Search This Blog

Friday, November 29, 2013

"The Cuckoo's Calling" Literary Review

The Cuckoo's Calling (Cormoran Strike, #1)The Cuckoo's Calling by Robert Galbraith
My rating: 3 of 5 stars

Well my friends and followers, here comes a review that you may not be so thrilled to read, but nevertheless, contains criticism over "The Cuckoo's Calling".

It took me forever to get through this book! Not only was it an extremely lengthy book, but it really didn't pick up until Part Three in the midst of Strike's investigation. It was a huge trial for me to get past all of the tedious investigative questions and various character interactions, but even more so to watch the protagonist, Comoran Strike's growth. He is a detective hired to investigate the Cuckoo's (a supermodel) death, yet he grapples with his own relationship issues and identity. He sleeps in his office, is tended to by a temp secretary, Robin--who I wish I had read more of in this book-- and happens to sneak his way into interviews and meetings to further his inquiries. I was too absorbed in my own impatience to enjoy this book... And the fact that this is Rowling's post-Potter work makes me frown all the much more... yes I know there wasn't going to be magic, but still, I wanted a magical reading experience with this book.

View all my reviews

"XMEN: First Class" Literary Review

X-Men: First Class, Volume 1: Tomorrow's BrightestX-Men: First Class, Volume 1: Tomorrow's Brightest by Jeff Parker
My rating: 4 of 5 stars

Quick graphic novel compilation of various adventures with the Xmen... What I really enjoyed was the connections to the rest of the Marvel universe, such as the Fantastic Four, the Incredible Hulk and even Spider-Man. Good text for readers to engage with plot sequencing. Biggest issue? Lots of plot gaps that need filled in by more graphic ovens. Oh the torture of buying more comic books!

View all my reviews

"Eleanor & Park" Literary Review

Eleanor & ParkEleanor & Park by Rainbow Rowell
My rating: 4 of 5 stars

A best seller that has had rave reviews by the likes of John Green, Gayle Forman and students in Miss Foor's English 11... With free time on Thanksgiving, why not give it a shot?

Eleanor and Park are two misfits who happen to ride the same bus, but slowly develop an acquaintance through comic books and punk mixtapes, then later a romance. Both are infatuated with the other one's weirdness, but is the obsession with holding hands and tugging on wisps of hair enough for the romance through an 80's high school?

Particular things I liked:
1. The portrayal of an abusive household showed the true terror and fright that young children can face, furthermore shows possible outlets that they try to "escape" to.

2. The wittiness...Both characters have a sarcastic vat of comments that just oozes remarks that would make one smile with cleverness. This was what was most enjoyable to read.

3. It's quite easy to get into the characters heads with the distinguishable naming of sections within the book. Easy peasy.

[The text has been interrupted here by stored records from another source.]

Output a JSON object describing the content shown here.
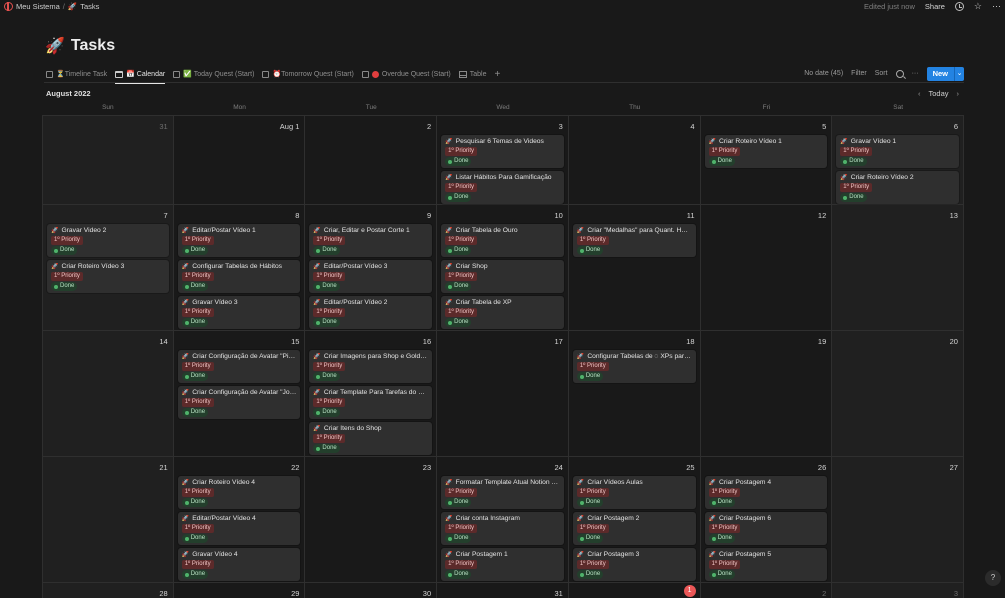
{
  "breadcrumb": {
    "workspace": "Meu Sistema",
    "page_icon": "🚀",
    "page": "Tasks",
    "separator": "/"
  },
  "header": {
    "edited": "Edited just now",
    "share": "Share"
  },
  "title": {
    "icon": "🚀",
    "text": "Tasks"
  },
  "tabs": [
    {
      "label": "⏳Timeline Task",
      "active": false,
      "icon": "view-icon"
    },
    {
      "label": "📅 Calendar",
      "active": true,
      "icon": "calendar-view-icon"
    },
    {
      "label": "✅ Today Quest (Start)",
      "active": false,
      "icon": "view-icon"
    },
    {
      "label": "⏰Tomorrow Quest (Start)",
      "active": false,
      "icon": "view-icon"
    },
    {
      "label": "Overdue Quest (Start)",
      "active": false,
      "icon": "view-icon",
      "dot": "#e03e3e"
    },
    {
      "label": "Table",
      "active": false,
      "icon": "table-view-icon"
    }
  ],
  "toolbar": {
    "no_date": "No date (45)",
    "filter": "Filter",
    "sort": "Sort",
    "more": "···",
    "new": "New",
    "new_caret": "⌄"
  },
  "calendar": {
    "month": "August 2022",
    "today_label": "Today",
    "prev": "‹",
    "next": "›",
    "weekdays": [
      "Sun",
      "Mon",
      "Tue",
      "Wed",
      "Thu",
      "Fri",
      "Sat"
    ],
    "priority_label": "1º Priority",
    "done_label": "Done",
    "weeks": [
      [
        {
          "day": "31",
          "muted": true,
          "tasks": []
        },
        {
          "day": "Aug 1",
          "tasks": []
        },
        {
          "day": "2",
          "tasks": []
        },
        {
          "day": "3",
          "tasks": [
            "Pesquisar 6 Temas de Videos",
            "Listar Hábitos Para Gamificação"
          ]
        },
        {
          "day": "4",
          "tasks": []
        },
        {
          "day": "5",
          "tasks": [
            "Criar Roteiro Vídeo 1"
          ]
        },
        {
          "day": "6",
          "tasks": [
            "Gravar Vídeo 1",
            "Criar Roteiro Vídeo 2"
          ]
        }
      ],
      [
        {
          "day": "7",
          "tasks": [
            "Gravar Video 2",
            "Criar Roteiro Vídeo 3"
          ]
        },
        {
          "day": "8",
          "tasks": [
            "Editar/Postar Vídeo 1",
            "Configurar Tabelas de Hábitos",
            "Gravar Vídeo 3"
          ]
        },
        {
          "day": "9",
          "tasks": [
            "Criar, Editar e Postar Corte 1",
            "Editar/Postar Vídeo 3",
            "Editar/Postar Vídeo 2"
          ]
        },
        {
          "day": "10",
          "tasks": [
            "Criar Tabela de Ouro",
            "Criar Shop",
            "Criar Tabela de XP"
          ]
        },
        {
          "day": "11",
          "tasks": [
            "Criar \"Medalhas\" para Quant. Hábitos"
          ]
        },
        {
          "day": "12",
          "tasks": []
        },
        {
          "day": "13",
          "tasks": []
        }
      ],
      [
        {
          "day": "14",
          "tasks": []
        },
        {
          "day": "15",
          "tasks": [
            "Criar Configuração de Avatar \"Pilares\".",
            "Criar Configuração de Avatar \"Jornada\""
          ]
        },
        {
          "day": "16",
          "tasks": [
            "Criar Imagens para Shop e Gold Bag",
            "Criar Template Para Tarefas do Projeto",
            "Criar Itens do Shop"
          ]
        },
        {
          "day": "17",
          "tasks": []
        },
        {
          "day": "18",
          "tasks": [
            "Configurar Tabelas de ◌ XPs para Epic"
          ]
        },
        {
          "day": "19",
          "tasks": []
        },
        {
          "day": "20",
          "tasks": []
        }
      ],
      [
        {
          "day": "21",
          "tasks": []
        },
        {
          "day": "22",
          "tasks": [
            "Criar Roteiro Vídeo 4",
            "Editar/Postar Vídeo 4",
            "Gravar Vídeo 4"
          ]
        },
        {
          "day": "23",
          "tasks": []
        },
        {
          "day": "24",
          "tasks": [
            "Formatar Template Atual Notion Para Venda",
            "Criar conta Instagram",
            "Criar Postagem 1"
          ]
        },
        {
          "day": "25",
          "tasks": [
            "Criar Vídeos Aulas",
            "Criar Postagem 2",
            "Criar Postagem 3"
          ]
        },
        {
          "day": "26",
          "tasks": [
            "Criar Postagem 4",
            "Criar Postagem 6",
            "Criar Postagem 5"
          ]
        },
        {
          "day": "27",
          "tasks": []
        }
      ],
      [
        {
          "day": "28",
          "tasks": []
        },
        {
          "day": "29",
          "tasks": []
        },
        {
          "day": "30",
          "tasks": []
        },
        {
          "day": "31",
          "tasks": []
        },
        {
          "day": "1",
          "today": true,
          "tasks": []
        },
        {
          "day": "2",
          "muted": true,
          "tasks": []
        },
        {
          "day": "3",
          "muted": true,
          "tasks": []
        }
      ]
    ]
  },
  "help": "?"
}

View all my reviews

"The Fault in Our Stars" Literary Review

The Fault in Our StarsThe Fault in Our Stars by John Green
My rating: 5 of 5 stars

So many people hyped this book up for me, and much like other titles, such as The Cuckoo's Calling or Eleanor & Park with hype, yet "almost perfect, but not quite" stories, I finally found one that satisfied the reader within me.

What did I want to read exactly on a vacation away from grading term papers at work to the concerning emails from professors about my own graduate work?

1. I wanted a love story. No, not a Nicholas Sparks story, because that's a formula I could find on my Sparks shelf in my library. Yes there's a shelf. Get over it. But rather a love story with ups, downs, dismay, disarray and the unpredictability that comes with the general concept of love. Give me that and a fuzzy blanket to replicate the warm and fuzzy feelings, and this single gal will be satisfied. Hazel and Augustus are two characters who quickly fall in love with each other because they seem to have what the other one is missing... It's one of those relationships that you root for.

2. Secondly, I wanted a struggle... Not action movie struggle, but internal character struggle. Both protagonists (as well as every character) deals with cancer in some way, shape or form. Being screened for cancer myself, I could relate to these individuals. Nuff said on that topic. But what was particularly interesting was how Hazel and Gus balanced each other out through their dilemma of terminal illness, and how you forgot that they [almost] were sick in the first place.

3. GIVE ME SOME SARCASTIC WITTINESS! I saw John Green speak once at a writing seminar at Butler University, and boy oh boy did he have some witty charm. It's a signature trait that I remember distinctly from
An Abundance of Katherines, which was too trademark high school for me. I wanted a dark situation (cancer-ridden teens seems to be the one in this scenario), in which there was still room for personality. Green nailed it with every line that comes out of Hazel, Gus and Issac (a minor character).

4. Memorable scenes. I'll never be able to look at a swing set the same ever again. Don't understand why? Well then go read the book!

View all my reviews